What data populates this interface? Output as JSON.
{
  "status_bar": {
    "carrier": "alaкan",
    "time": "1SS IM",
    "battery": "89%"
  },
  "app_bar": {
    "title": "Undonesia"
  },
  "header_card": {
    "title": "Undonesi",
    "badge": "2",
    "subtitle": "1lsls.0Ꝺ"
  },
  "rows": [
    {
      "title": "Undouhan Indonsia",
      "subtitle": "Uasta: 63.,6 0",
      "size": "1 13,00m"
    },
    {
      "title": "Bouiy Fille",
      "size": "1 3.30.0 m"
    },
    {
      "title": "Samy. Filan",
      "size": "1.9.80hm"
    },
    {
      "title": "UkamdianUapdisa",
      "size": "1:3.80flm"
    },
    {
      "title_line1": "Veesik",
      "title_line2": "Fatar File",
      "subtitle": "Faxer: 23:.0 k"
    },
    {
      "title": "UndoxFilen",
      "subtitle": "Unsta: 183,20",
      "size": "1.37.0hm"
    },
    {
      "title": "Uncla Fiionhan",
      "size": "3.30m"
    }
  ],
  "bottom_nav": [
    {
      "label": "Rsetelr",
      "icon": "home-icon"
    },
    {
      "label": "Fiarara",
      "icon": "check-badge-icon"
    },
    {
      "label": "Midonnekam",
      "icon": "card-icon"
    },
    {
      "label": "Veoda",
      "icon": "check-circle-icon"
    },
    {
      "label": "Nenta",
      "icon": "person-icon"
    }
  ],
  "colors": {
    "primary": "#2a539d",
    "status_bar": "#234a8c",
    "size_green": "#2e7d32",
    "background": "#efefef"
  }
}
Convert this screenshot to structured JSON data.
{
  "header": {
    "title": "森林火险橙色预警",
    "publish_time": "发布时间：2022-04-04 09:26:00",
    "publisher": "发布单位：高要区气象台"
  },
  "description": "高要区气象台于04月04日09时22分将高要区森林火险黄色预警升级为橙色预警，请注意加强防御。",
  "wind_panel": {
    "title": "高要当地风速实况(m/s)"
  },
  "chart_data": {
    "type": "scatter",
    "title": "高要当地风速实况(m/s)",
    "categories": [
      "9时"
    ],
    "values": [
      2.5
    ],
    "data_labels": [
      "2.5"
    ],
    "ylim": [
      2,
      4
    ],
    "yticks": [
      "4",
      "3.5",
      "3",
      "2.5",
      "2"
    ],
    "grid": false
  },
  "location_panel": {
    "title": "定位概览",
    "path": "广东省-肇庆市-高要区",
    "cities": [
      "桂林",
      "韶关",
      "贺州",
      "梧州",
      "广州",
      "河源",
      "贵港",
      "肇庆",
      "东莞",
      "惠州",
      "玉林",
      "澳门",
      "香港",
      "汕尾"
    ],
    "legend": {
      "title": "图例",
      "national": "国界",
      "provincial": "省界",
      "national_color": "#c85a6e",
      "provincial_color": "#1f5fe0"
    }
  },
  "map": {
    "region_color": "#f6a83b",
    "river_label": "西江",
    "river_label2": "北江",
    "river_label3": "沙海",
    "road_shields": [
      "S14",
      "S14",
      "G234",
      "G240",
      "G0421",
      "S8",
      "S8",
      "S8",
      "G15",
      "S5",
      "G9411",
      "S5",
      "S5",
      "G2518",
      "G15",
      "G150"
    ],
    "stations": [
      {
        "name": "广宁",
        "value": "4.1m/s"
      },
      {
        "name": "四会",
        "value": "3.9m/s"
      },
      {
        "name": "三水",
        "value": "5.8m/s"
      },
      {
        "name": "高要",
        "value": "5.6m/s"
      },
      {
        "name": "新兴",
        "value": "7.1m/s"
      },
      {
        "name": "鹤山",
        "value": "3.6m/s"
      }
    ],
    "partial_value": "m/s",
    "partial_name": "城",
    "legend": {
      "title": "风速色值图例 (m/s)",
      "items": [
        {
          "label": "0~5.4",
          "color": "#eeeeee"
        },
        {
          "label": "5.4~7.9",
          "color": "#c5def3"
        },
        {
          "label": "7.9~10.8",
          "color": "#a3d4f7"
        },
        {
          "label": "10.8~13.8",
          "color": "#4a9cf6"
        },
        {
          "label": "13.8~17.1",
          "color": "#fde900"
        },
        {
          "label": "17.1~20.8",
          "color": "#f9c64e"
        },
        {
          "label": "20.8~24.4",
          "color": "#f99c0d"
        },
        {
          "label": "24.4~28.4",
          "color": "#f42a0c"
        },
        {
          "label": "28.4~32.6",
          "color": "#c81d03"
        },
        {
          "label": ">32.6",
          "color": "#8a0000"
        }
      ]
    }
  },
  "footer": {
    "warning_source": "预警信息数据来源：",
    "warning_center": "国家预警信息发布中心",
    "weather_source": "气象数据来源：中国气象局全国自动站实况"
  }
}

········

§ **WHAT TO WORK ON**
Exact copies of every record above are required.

§ **WRITTEN RESPONSE**
What data populates this interface? Output as JSON.
{
  "status_bar": {
    "carrier": "alaкan",
    "time": "1SS IM",
    "battery": "89%"
  },
  "app_bar": {
    "title": "Undonesia"
  },
  "header_card": {
    "title": "Undonesi",
    "badge": "2",
    "subtitle": "1lsls.0Ꝺ"
  },
  "rows": [
    {
      "title": "Undouhan Indonsia",
      "subtitle": "Uasta: 63.,6 0",
      "size": "1 13,00m"
    },
    {
      "title": "Bouiy Fille",
      "size": "1 3.30.0 m"
    },
    {
      "title": "Samy. Filan",
      "size": "1.9.80hm"
    },
    {
      "title": "UkamdianUapdisa",
      "size": "1:3.80flm"
    },
    {
      "title_line1": "Veesik",
      "title_line2": "Fatar File",
      "subtitle": "Faxer: 23:.0 k"
    },
    {
      "title": "UndoxFilen",
      "subtitle": "Unsta: 183,20",
      "size": "1.37.0hm"
    },
    {
      "title": "Uncla Fiionhan",
      "size": "3.30m"
    }
  ],
  "bottom_nav": [
    {
      "label": "Rsetelr",
      "icon": "home-icon"
    },
    {
      "label": "Fiarara",
      "icon": "check-badge-icon"
    },
    {
      "label": "Midonnekam",
      "icon": "card-icon"
    },
    {
      "label": "Veoda",
      "icon": "check-circle-icon"
    },
    {
      "label": "Nenta",
      "icon": "person-icon"
    }
  ],
  "colors": {
    "primary": "#2a539d",
    "status_bar": "#234a8c",
    "size_green": "#2e7d32",
    "background": "#efefef"
  }
}
Convert this screenshot to structured JSON data.
{
  "header": {
    "title": "森林火险橙色预警",
    "publish_time": "发布时间：2022-04-04 09:26:00",
    "publisher": "发布单位：高要区气象台"
  },
  "description": "高要区气象台于04月04日09时22分将高要区森林火险黄色预警升级为橙色预警，请注意加强防御。",
  "wind_panel": {
    "title": "高要当地风速实况(m/s)"
  },
  "chart_data": {
    "type": "scatter",
    "title": "高要当地风速实况(m/s)",
    "categories": [
      "9时"
    ],
    "values": [
      2.5
    ],
    "data_labels": [
      "2.5"
    ],
    "ylim": [
      2,
      4
    ],
    "yticks": [
      "4",
      "3.5",
      "3",
      "2.5",
      "2"
    ],
    "grid": false
  },
  "location_panel": {
    "title": "定位概览",
    "path": "广东省-肇庆市-高要区",
    "cities": [
      "桂林",
      "韶关",
      "贺州",
      "梧州",
      "广州",
      "河源",
      "贵港",
      "肇庆",
      "东莞",
      "惠州",
      "玉林",
      "澳门",
      "香港",
      "汕尾"
    ],
    "legend": {
      "title": "图例",
      "national": "国界",
      "provincial": "省界",
      "national_color": "#c85a6e",
      "provincial_color": "#1f5fe0"
    }
  },
  "map": {
    "region_color": "#f6a83b",
    "river_label": "西江",
    "river_label2": "北江",
    "river_label3": "沙海",
    "road_shields": [
      "S14",
      "S14",
      "G234",
      "G240",
      "G0421",
      "S8",
      "S8",
      "S8",
      "G15",
      "S5",
      "G9411",
      "S5",
      "S5",
      "G2518",
      "G15",
      "G150"
    ],
    "stations": [
      {
        "name": "广宁",
        "value": "4.1m/s"
      },
      {
        "name": "四会",
        "value": "3.9m/s"
      },
      {
        "name": "三水",
        "value": "5.8m/s"
      },
      {
        "name": "高要",
        "value": "5.6m/s"
      },
      {
        "name": "新兴",
        "value": "7.1m/s"
      },
      {
        "name": "鹤山",
        "value": "3.6m/s"
      }
    ],
    "partial_value": "m/s",
    "partial_name": "城",
    "legend": {
      "title": "风速色值图例 (m/s)",
      "items": [
        {
          "label": "0~5.4",
          "color": "#eeeeee"
        },
        {
          "label": "5.4~7.9",
          "color": "#c5def3"
        },
        {
          "label": "7.9~10.8",
          "color": "#a3d4f7"
        },
        {
          "label": "10.8~13.8",
          "color": "#4a9cf6"
        },
        {
          "label": "13.8~17.1",
          "color": "#fde900"
        },
        {
          "label": "17.1~20.8",
          "color": "#f9c64e"
        },
        {
          "label": "20.8~24.4",
          "color": "#f99c0d"
        },
        {
          "label": "24.4~28.4",
          "color": "#f42a0c"
        },
        {
          "label": "28.4~32.6",
          "color": "#c81d03"
        },
        {
          "label": ">32.6",
          "color": "#8a0000"
        }
      ]
    }
  },
  "footer": {
    "warning_source": "预警信息数据来源：",
    "warning_center": "国家预警信息发布中心",
    "weather_source": "气象数据来源：中国气象局全国自动站实况"
  }
}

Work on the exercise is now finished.